HIKIND: Saw your article in the Wall Street Journal, and I said, that sounds like me. Those sound like the speeches I've been making for years. Those sound like a man who really understands the situation the people of Israel are confronted with. They want peace.
ROSE: But some observers, including many in the American Jewish community, say that's going too far. David Harris of the American Jewish Committee points out the White House has threatened to veto a resolution on Palestinian statehood in the Security Council.
DAVID HARRIS: That's pretty heavy lifting. It's also said no to a Palestinian strategy at the General Assembly that would try and create some kind of statehood. That takes a lot of commitment. So just this week, there are some very good examples of an administration standing pretty tall, pretty strong in order to defend both Israel and the relationship with the United States.

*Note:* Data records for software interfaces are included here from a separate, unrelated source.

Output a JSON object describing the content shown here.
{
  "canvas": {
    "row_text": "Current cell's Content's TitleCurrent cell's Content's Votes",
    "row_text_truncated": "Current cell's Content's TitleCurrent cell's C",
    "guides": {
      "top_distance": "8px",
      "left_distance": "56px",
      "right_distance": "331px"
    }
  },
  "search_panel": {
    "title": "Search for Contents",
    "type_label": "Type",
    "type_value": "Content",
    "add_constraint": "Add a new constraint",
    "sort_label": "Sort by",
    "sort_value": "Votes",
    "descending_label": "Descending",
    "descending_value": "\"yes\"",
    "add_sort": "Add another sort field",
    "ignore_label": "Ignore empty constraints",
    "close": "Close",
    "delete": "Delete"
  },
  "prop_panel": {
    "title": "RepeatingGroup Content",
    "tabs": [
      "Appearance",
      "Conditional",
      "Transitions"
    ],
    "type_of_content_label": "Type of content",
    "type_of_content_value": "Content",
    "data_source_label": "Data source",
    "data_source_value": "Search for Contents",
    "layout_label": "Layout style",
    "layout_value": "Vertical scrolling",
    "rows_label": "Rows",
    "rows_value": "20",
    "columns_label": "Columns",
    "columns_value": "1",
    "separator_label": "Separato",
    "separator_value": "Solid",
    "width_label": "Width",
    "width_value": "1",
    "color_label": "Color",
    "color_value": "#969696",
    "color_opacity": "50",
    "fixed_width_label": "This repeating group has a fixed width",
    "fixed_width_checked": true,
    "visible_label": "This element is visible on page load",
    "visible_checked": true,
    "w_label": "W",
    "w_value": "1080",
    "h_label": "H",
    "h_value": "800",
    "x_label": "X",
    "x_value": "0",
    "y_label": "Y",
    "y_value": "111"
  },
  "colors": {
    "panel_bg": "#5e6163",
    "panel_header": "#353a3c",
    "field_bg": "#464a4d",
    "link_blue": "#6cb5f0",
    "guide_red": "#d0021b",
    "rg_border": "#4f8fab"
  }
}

ROSE: Still, Malley admits there is a perception that the White House has not been as supportive of Israel as it could have been. And he thinks President Obama's political adversaries will continue to exploit that perception. Joel Rose, NPR News, New York.